SAMSUNG 850 PRO 1TB
£365 inc VAT • samsung.com/uk
Samsung has two series of SSDs available for computer upgraders, both designated 850 and then divided into 850 PRO and 850 EVO ranges. As may be evident from the naming scheme, the former PRO models are designed for highest performance, while the EVO range trades a little speed and endurance for a lower entry price.
What both have in common is the core silicon architecture that is now based on 3D NAND, or V-NAND, where the V is for vertical. This is the application of three-dimensional integrated circuit construction techniques, which just like human cities overcome the problem of over-crowding by building not sideways, but upwards.
Using 3D lithography, flash cells are built layer by layer on top of each other, 32 layers high here, giving a higher density of storage that means that even for the 1TB sample we tested, for example, the PCB inside only takes up two-thirds of the large 2.5in SATA case.
As with the 840 Series, the difference between PRO and EVO models is the type of flash cell employed; the 850 PRO uses more resilient multi-layer cell (MLC, and in particular the two-bit version) while the 850 EVO takes the latest three-layer cell (TLC), which allows more storage per square centimetre of silicon wafer, but loses out in long-term longevity and is slower to write to.
The 850 PRO is a great example of how Samsung can build an entire SSD with parts it makes itself to its own specification. So we have a Samsung-made MGX Controller chip based on a threecore ARM processor, 1GB of Samsung low-power DDR2 RAM and, of course, the NAND flash piled up to in Samsung’s new semiconductor process, still unique in flash memory.
The process size has actually gone up, from the 19- or 20nm common to other brands, up to 40nm, potentially conferring greater longevity while delivering better speed. This has inspired Samsung
to offer one of the longest guarantees available, 10 years, matching the offer first made by SanDisk with its Extreme PRO SSD.
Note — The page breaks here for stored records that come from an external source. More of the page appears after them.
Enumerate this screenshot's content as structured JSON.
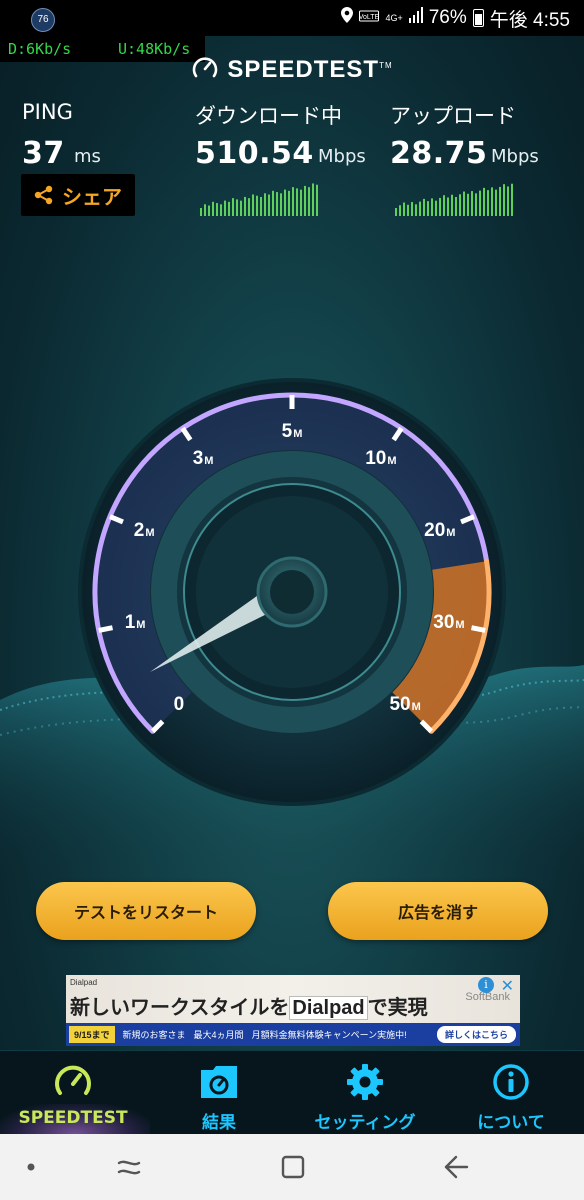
{
  "status_bar": {
    "badge": "76",
    "network_type": "4G+",
    "battery": "76%",
    "time": "午後 4:55",
    "icons": [
      "location-icon",
      "volte-icon",
      "network-4g-icon",
      "signal-icon",
      "battery-icon"
    ]
  },
  "net_monitor": {
    "download": "D:6Kb/s",
    "upload": "U:48Kb/s"
  },
  "app": {
    "logo": "SPEEDTEST",
    "trademark": "TM"
  },
  "ping": {
    "label": "PING",
    "value": "37",
    "unit": "ms"
  },
  "download": {
    "label": "ダウンロード中",
    "value": "510.54",
    "unit": "Mbps"
  },
  "upload": {
    "label": "アップロード",
    "value": "28.75",
    "unit": "Mbps"
  },
  "share": {
    "label": "シェア"
  },
  "gauge": {
    "ticks": [
      {
        "num": "0",
        "unit": ""
      },
      {
        "num": "1",
        "unit": "M"
      },
      {
        "num": "2",
        "unit": "M"
      },
      {
        "num": "3",
        "unit": "M"
      },
      {
        "num": "5",
        "unit": "M"
      },
      {
        "num": "10",
        "unit": "M"
      },
      {
        "num": "20",
        "unit": "M"
      },
      {
        "num": "30",
        "unit": "M"
      },
      {
        "num": "50",
        "unit": "M"
      }
    ]
  },
  "buttons": {
    "restart": "テストをリスタート",
    "remove_ads": "広告を消す"
  },
  "ad": {
    "brand_small": "Dialpad",
    "headline_pre": "新しいワークスタイルを",
    "headline_brand": "Dialpad",
    "headline_post": "で実現",
    "sponsor": "SoftBank",
    "date": "9/15まで",
    "line1": "新規のお客さま",
    "line2": "最大4ヵ月間",
    "line3": "月額料金無料体験キャンペーン実施中!",
    "cta": "詳しくはこちら",
    "info": "i",
    "close": "✕"
  },
  "nav": {
    "items": [
      {
        "label": "SPEEDTEST",
        "icon": "speedometer-icon",
        "active": true
      },
      {
        "label": "結果",
        "icon": "results-folder-icon",
        "active": false
      },
      {
        "label": "セッティング",
        "icon": "settings-gear-icon",
        "active": false
      },
      {
        "label": "について",
        "icon": "info-icon",
        "active": false
      }
    ]
  },
  "colors": {
    "accent": "#f6a623",
    "nav_active": "#c8e85a",
    "nav_inactive": "#1cc7ff",
    "graph_bars": "#5fd05a",
    "gauge_arc": "#9a6cff"
  }
}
Samsung has also been working on the power efficiency issue, and with the help of a special sleep state that can be used by some laptops, publishes a lowest-in-class power consumption figure of just 2mW when in this DEVSLP mode.
The 850 PRO strolled through our read/write tests, reaching 564MB/s for reads and 534MB/s writes in the ATTO benchmark test. Comparing the CrystalDiskMark results for standard random and compressible zeroes, we see the same level of performance at around 510MB/s sequential reading and 480MB/s writing.
The 4kB single-thread random IO tests place the Samsung ahead in the 4kB random-read list with 36MB/s, while the 89MB/s write speed is impressive, a trend that continued when the SSD was stretched when fielding the high queue-depth test – the 403MB/s random reads and 366MB/s random writes makes the 850 PRO the top of the IOPS with 103,200 read IOPS and 93,700 write IOPS.
When running the comparable test from AS SSD it remained in the over-achievers class with 96,800 read IOPS and 81,400 write IOPS. The AS SSD benchmark awarded the Samsung 850 PRO an overall nominal score of 1145 points, the best overall result in this group. VERDICT: The 850 PRO arrived just too late for last year’s round-up of SSDs, but even a year later it still has little serious competition. It may be left for dust by more modern PCIe drives like Samsung’s own XP941, but if you have a SATA-based PC and want to fit it with the best storage, take the closest look at the 850 PRO.